“It’s important to shift gears,” McCarthy said. “We’re looking forward to playing again after our performance yesterday.

“My challenge is to win game No. 5. This is what we do as coaches. This is what we’re committed to as a football team. It’s unfortunate for all these guys to be hurt right now, and it’s unfortunate for Aaron to get hurt like that, but this is where we are. All the energy needs to be poured into beating the Saints.”

That energy is also fully behind Brett Hundley as the new starting quarterback, with Joe Callahan  as his backup. McCarthy made that unequivocally clear.

Having invested multiple years in both backup signal callers, McCarthy is calling upon himself, the QBs, and the entire offense to “turn it up” after producing a measly 118 yards on Sunday from the time Rodgers left the game until a late desperation drive.

“I have to do a better job. I have to get Brett into a flow. More importantly, we need to get our offense into a flow,” McCarthy said. “We didn’t run the ball very well, pass protection was a negative, we didn’t handle basic blitzes they came with. We have to play cleaner football.”

It would help to get some continuity up front, but McCarthy had no injury updates on offensive linemen Lane Taylor , Bryan Bulaga or David Bakhtiari , saying their prospects for Sunday will be sorted out later in the week. The defense remains banged-up as well, with three top defensive backs in Morgan Burnett , Kevin King and Davon Housemissing the Minnesota game.

As for the injury to Rodgers, McCarthy said he watched the video of Vikings linebacker Anthony Barr’s outside-the-pocket takedown and termed it “totally unnecessary.”

“I didn’t like the hit,” he said. “He’s clearly expecting to get hit, and to pin him to the ground like that, I felt it was an illegal act.

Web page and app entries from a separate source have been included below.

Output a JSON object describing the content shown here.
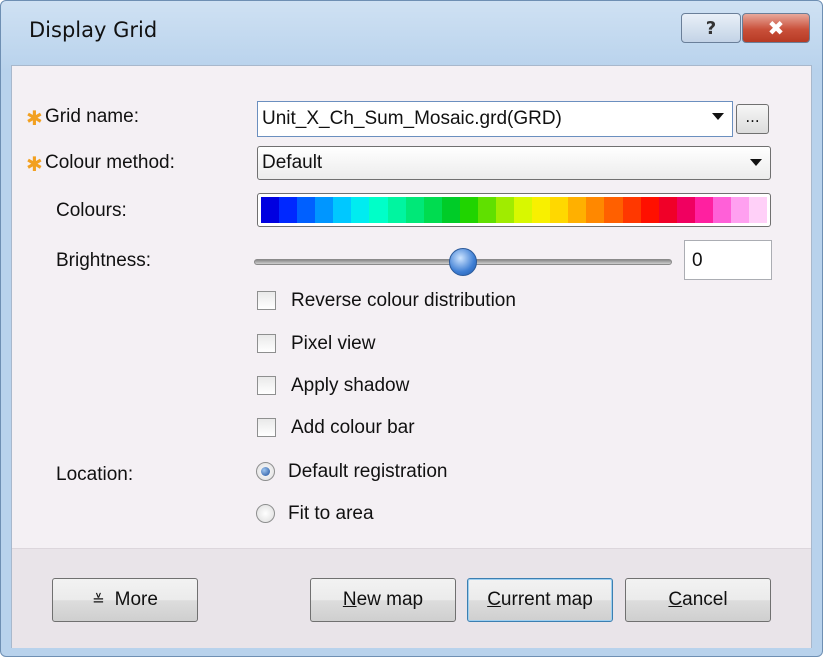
{
  "window": {
    "title": "Display Grid",
    "help_label": "?",
    "close_label": "✖"
  },
  "form": {
    "grid_name": {
      "label": "Grid name:",
      "value": "Unit_X_Ch_Sum_Mosaic.grd(GRD)",
      "browse_label": "..."
    },
    "colour_method": {
      "label": "Colour method:",
      "value": "Default"
    },
    "colours": {
      "label": "Colours:",
      "palette": [
        "#0000e0",
        "#0028ff",
        "#0060ff",
        "#0096ff",
        "#00c8ff",
        "#00ecf0",
        "#00ffc8",
        "#00f5a0",
        "#00e878",
        "#00dc50",
        "#00cc28",
        "#20d400",
        "#60e000",
        "#a0ec00",
        "#d8f800",
        "#f8f000",
        "#ffd800",
        "#ffb000",
        "#ff8800",
        "#ff6000",
        "#ff3800",
        "#ff1000",
        "#f00028",
        "#f00060",
        "#ff20a0",
        "#ff60d8",
        "#ffa0f0",
        "#ffd0f8"
      ]
    },
    "brightness": {
      "label": "Brightness:",
      "value": "0",
      "slider_fraction": 0.5
    },
    "checkboxes": [
      {
        "label": "Reverse colour distribution",
        "checked": false
      },
      {
        "label": "Pixel view",
        "checked": false
      },
      {
        "label": "Apply shadow",
        "checked": false
      },
      {
        "label": "Add colour bar",
        "checked": false
      }
    ],
    "location": {
      "label": "Location:",
      "options": [
        {
          "label": "Default registration",
          "selected": true
        },
        {
          "label": "Fit to area",
          "selected": false
        }
      ]
    }
  },
  "footer": {
    "more_label": "More",
    "more_icon": "double-chevron-down-icon",
    "new_map_mnemonic": "N",
    "new_map_rest": "ew map",
    "current_map_mnemonic": "C",
    "current_map_rest": "urrent map",
    "cancel_mnemonic": "C",
    "cancel_rest": "ancel"
  },
  "colors": {
    "required_star": "#f2a020",
    "client_bg": "#f4f0f4",
    "title_bg": "#b8d2ec"
  }
}
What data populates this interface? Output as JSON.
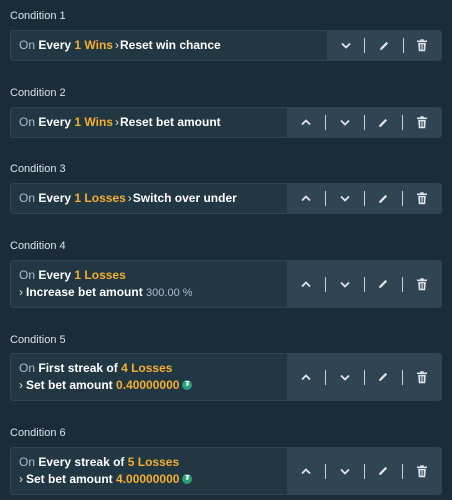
{
  "conditions": [
    {
      "label": "Condition 1",
      "line1": {
        "on": "On",
        "pre": "Every",
        "highlight": "1 Wins"
      },
      "action_inline": "Reset win chance",
      "buttons": [
        "down",
        "edit",
        "delete"
      ]
    },
    {
      "label": "Condition 2",
      "line1": {
        "on": "On",
        "pre": "Every",
        "highlight": "1 Wins"
      },
      "action_inline": "Reset bet amount",
      "buttons": [
        "up",
        "down",
        "edit",
        "delete"
      ]
    },
    {
      "label": "Condition 3",
      "line1": {
        "on": "On",
        "pre": "Every",
        "highlight": "1 Losses"
      },
      "action_inline": "Switch over under",
      "buttons": [
        "up",
        "down",
        "edit",
        "delete"
      ]
    },
    {
      "label": "Condition 4",
      "line1": {
        "on": "On",
        "pre": "Every",
        "highlight": "1 Losses"
      },
      "action": "Increase bet amount",
      "action_value": "300.00 %",
      "buttons": [
        "up",
        "down",
        "edit",
        "delete"
      ]
    },
    {
      "label": "Condition 5",
      "line1": {
        "on": "On",
        "pre": "First streak of",
        "highlight": "4 Losses"
      },
      "action": "Set bet amount",
      "action_amount": "0.40000000",
      "token_icon": "tether-icon",
      "buttons": [
        "up",
        "down",
        "edit",
        "delete"
      ]
    },
    {
      "label": "Condition 6",
      "line1": {
        "on": "On",
        "pre": "Every streak of",
        "highlight": "5 Losses"
      },
      "action": "Set bet amount",
      "action_amount": "4.00000000",
      "token_icon": "tether-icon",
      "buttons": [
        "up",
        "down",
        "edit",
        "delete"
      ]
    }
  ],
  "colors": {
    "background": "#1a2c38",
    "row": "#213743",
    "action_panel": "#2f4553",
    "highlight": "#f5ae30",
    "token": "#26a17b"
  }
}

“To sit here and lose any of your players to something like that, it doesn’t feel good.”

But a performance like Sunday’s almost feels worse to a head coach, whose resolve and determination were unmistakable one day later.

“I’m focused on getting back to playing Green Bay Packer football,” McCarthy said. “Yesterday was not anything we needed to be. We’re not going to play like that anymore.”